Is Tony Alvarado On His Way Back To New York?
A Traveling Salesman for School Reform
By JOSEPH P. FRIED [NY TIMES, May 16, 2004]
Anthony J. Alvarado is no longer a field commander in the campaign for educational reforms, but he is still spreading the gospel according to Alvarado.
It goes like this: To teach children effectively, you must teach teachers effectively - and constantly - about how to teach children effectively.
From the 1970's to the 1990's, Mr. Alvarado was known in New York City for his teacher-training innovations and other reforms as superintendent of two public school districts in Manhattan, first in East Harlem and then in a district running from Lower Manhattan to the Upper East Side.
To be sure, he was even more widely known in the 1980's for a dark time between his district-chief stints. In April 1983, he was named the city's schools chancellor. In May 1984, he resigned amid charges of professional and other misconduct stemming largely from his financial affairs.
Prosecutors investigated his acceptance of more than $80,000 in loans from subordinates while he had headed the East Harlem district, as well as accusations that he had failed to report more than $125,000 in income on his tax returns.
Mr. Alvarado admitted to "horrendous" judgment in having borrowed from subordinates but insisted there had been no quid pro quo for the loans. He denied having sought to evade taxes.
The investigators found no basis for criminal charges, and he picked up the pieces and went on to his second district-chief job, from 1987 till 1998. Then he became chancellor of instruction, the No. 2 official, in the San Diego school system.
Mr. Alvarado has been out of that post now for 15 for months.

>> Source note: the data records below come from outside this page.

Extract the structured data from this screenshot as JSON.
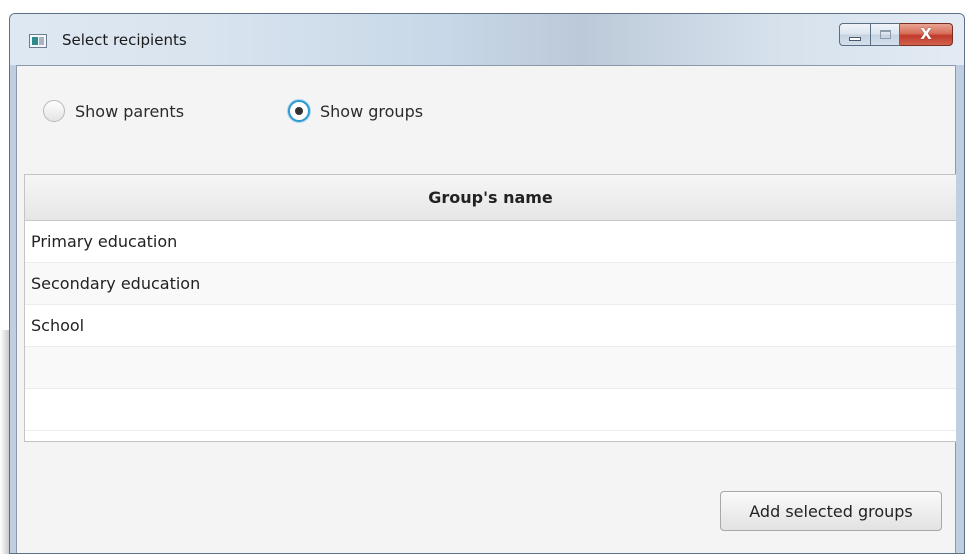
{
  "window": {
    "title": "Select recipients",
    "close_symbol": "X"
  },
  "filter": {
    "options": [
      {
        "label": "Show parents",
        "selected": false
      },
      {
        "label": "Show groups",
        "selected": true
      }
    ]
  },
  "table": {
    "column_header": "Group's name",
    "rows": [
      "Primary education",
      "Secondary education",
      "School",
      "",
      ""
    ]
  },
  "actions": {
    "add_label": "Add selected groups"
  },
  "icons": {
    "app": "window-app-icon",
    "minimize": "minimize-icon",
    "maximize": "maximize-icon",
    "close": "close-icon"
  },
  "colors": {
    "radio_selected": "#2e9ad0",
    "close_button": "#c0392b"
  }
}
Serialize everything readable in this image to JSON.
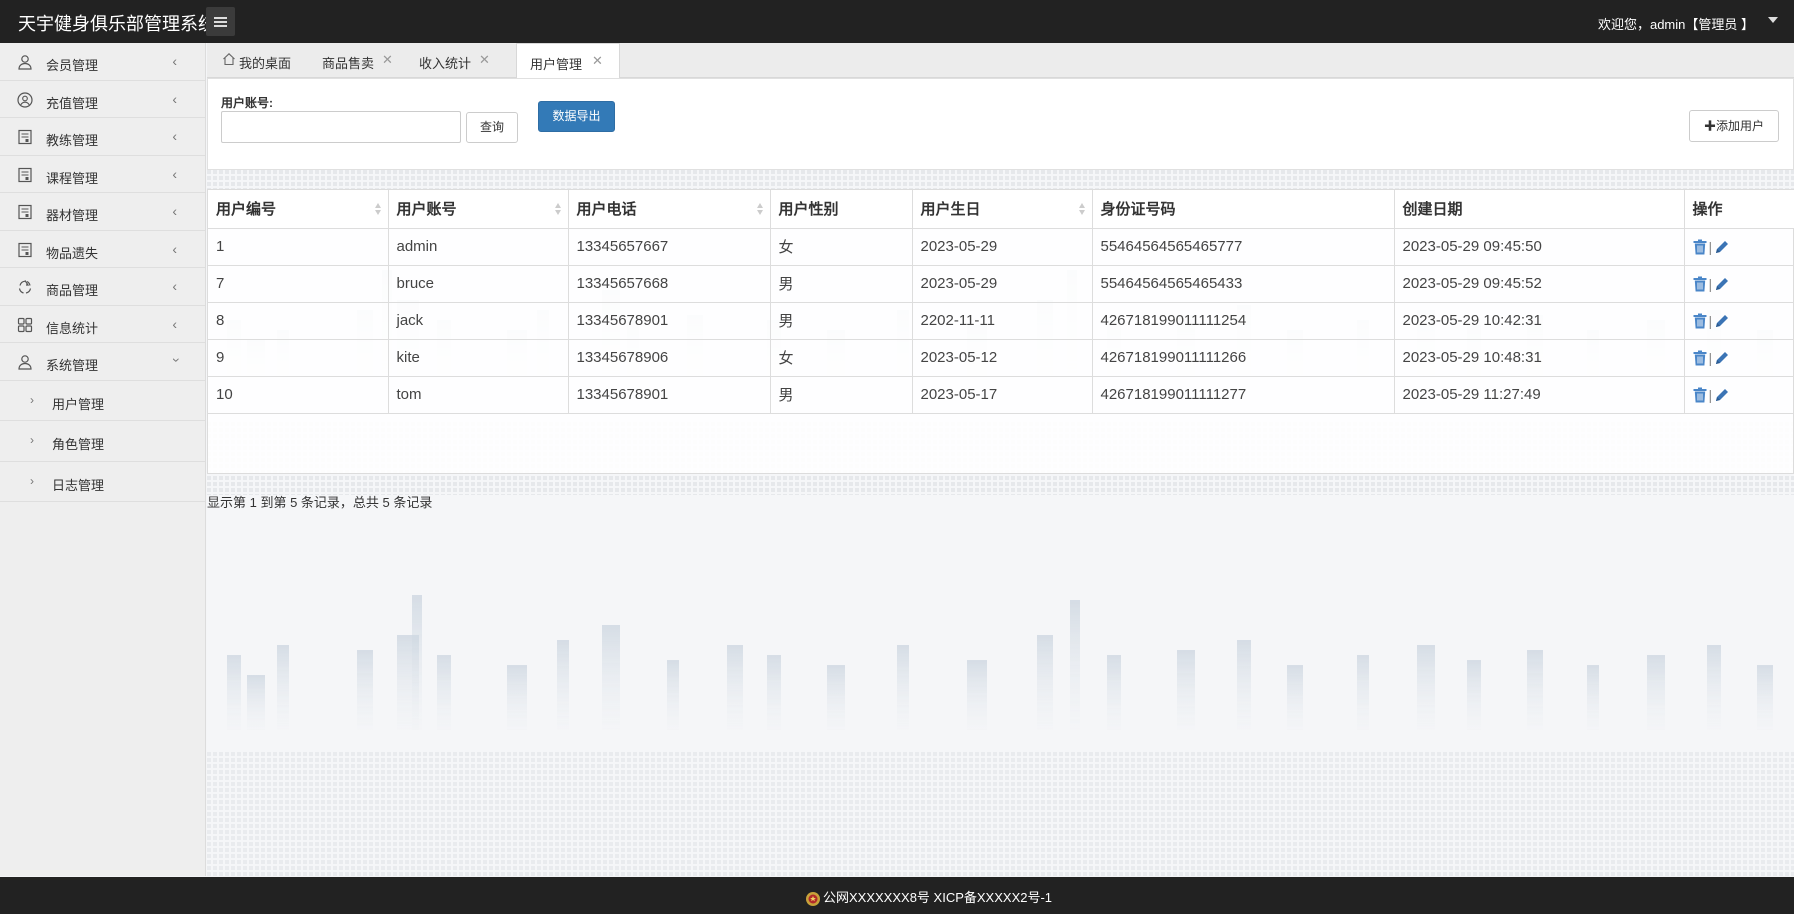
{
  "header": {
    "brand": "天宇健身俱乐部管理系统",
    "welcome": "欢迎您，admin【管理员 】"
  },
  "sidebar": {
    "items": [
      {
        "label": "会员管理",
        "icon": "user-icon"
      },
      {
        "label": "充值管理",
        "icon": "user-circle-icon"
      },
      {
        "label": "教练管理",
        "icon": "document-icon"
      },
      {
        "label": "课程管理",
        "icon": "document-icon"
      },
      {
        "label": "器材管理",
        "icon": "document-icon"
      },
      {
        "label": "物品遗失",
        "icon": "document-icon"
      },
      {
        "label": "商品管理",
        "icon": "recycle-icon"
      },
      {
        "label": "信息统计",
        "icon": "grid-icon"
      },
      {
        "label": "系统管理",
        "icon": "user-icon"
      }
    ],
    "sub_items": [
      {
        "label": "用户管理"
      },
      {
        "label": "角色管理"
      },
      {
        "label": "日志管理"
      }
    ]
  },
  "tabs": [
    {
      "label": "我的桌面",
      "icon": "home-icon"
    },
    {
      "label": "商品售卖"
    },
    {
      "label": "收入统计"
    },
    {
      "label": "用户管理",
      "active": true
    }
  ],
  "search": {
    "label": "用户账号:",
    "value": "",
    "query_button": "查询",
    "export_button": "数据导出",
    "add_button": "✚添加用户"
  },
  "table": {
    "headers": [
      "用户编号",
      "用户账号",
      "用户电话",
      "用户性别",
      "用户生日",
      "身份证号码",
      "创建日期",
      "操作"
    ],
    "rows": [
      [
        "1",
        "admin",
        "13345657667",
        "女",
        "2023-05-29",
        "55464564565465777",
        "2023-05-29 09:45:50"
      ],
      [
        "7",
        "bruce",
        "13345657668",
        "男",
        "2023-05-29",
        "55464564565465433",
        "2023-05-29 09:45:52"
      ],
      [
        "8",
        "jack",
        "13345678901",
        "男",
        "2202-11-11",
        "426718199011111254",
        "2023-05-29 10:42:31"
      ],
      [
        "9",
        "kite",
        "13345678906",
        "女",
        "2023-05-12",
        "426718199011111266",
        "2023-05-29 10:48:31"
      ],
      [
        "10",
        "tom",
        "13345678901",
        "男",
        "2023-05-17",
        "426718199011111277",
        "2023-05-29 11:27:49"
      ]
    ],
    "op_separator": "|"
  },
  "pagination": {
    "info": "显示第 1 到第 5 条记录，总共 5 条记录"
  },
  "footer": {
    "text": "公网XXXXXXX8号 XICP备XXXXX2号-1"
  },
  "colors": {
    "header_bg": "#222222",
    "primary": "#337ab7",
    "trash": "#4a86c8",
    "edit": "#3b74b5"
  }
}
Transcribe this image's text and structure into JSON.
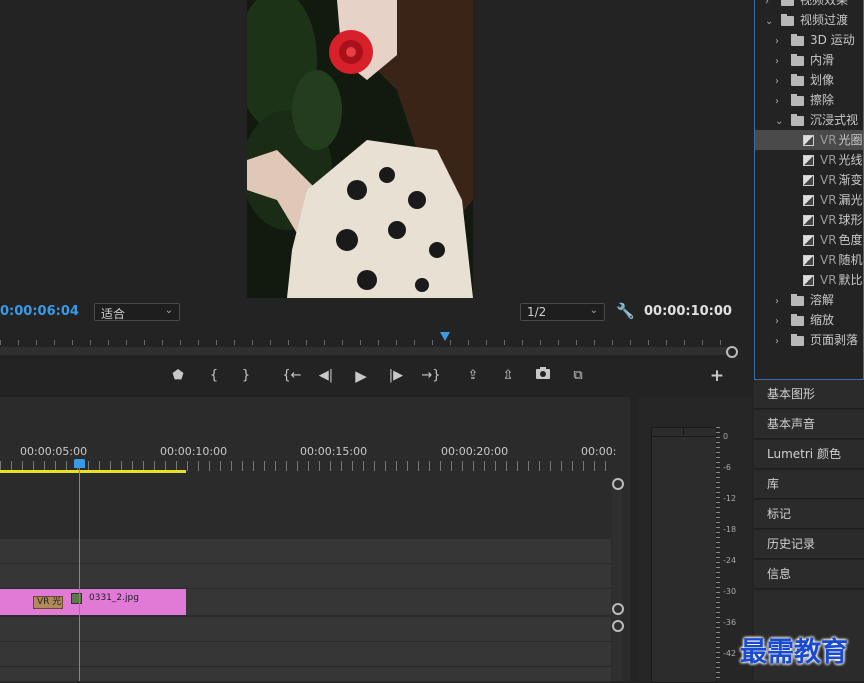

Changes he made in San Diego - including systems for coaching teachers and sharp increases in student instruction in reading and writing - made him a lightning rod in that city. Many teachers and their union questioned some changes and accused him of imposing them without proper consultation.
But the criticism was not why he resigned, Mr. Alvarado said recently. "I thought I'd made the contribution I wanted to," he said from his San Diego home, "and there was no reason to continue" until his contract ended at the end of this year.
These days, he said, he travels the country as an educational consultant, providing, among other things, "feedback to school systems about their professional development methods."
Any desire to be a front-line commander again? "At this point in my career," Mr. Alvarado said, "the answer is no."
But....his partner in the District 2 "miracle" - the implementation of TERC math and whole language - Carmen Farina, is now Deputy Chancellor, and she may be preparing to have Mr. Alvarado return to finish his work. He left his position as Superintendent for improprieties.
In addition, his District 2 "math miracle" has been found to lack any scientifically sound foundation by the National Academies in their recent report.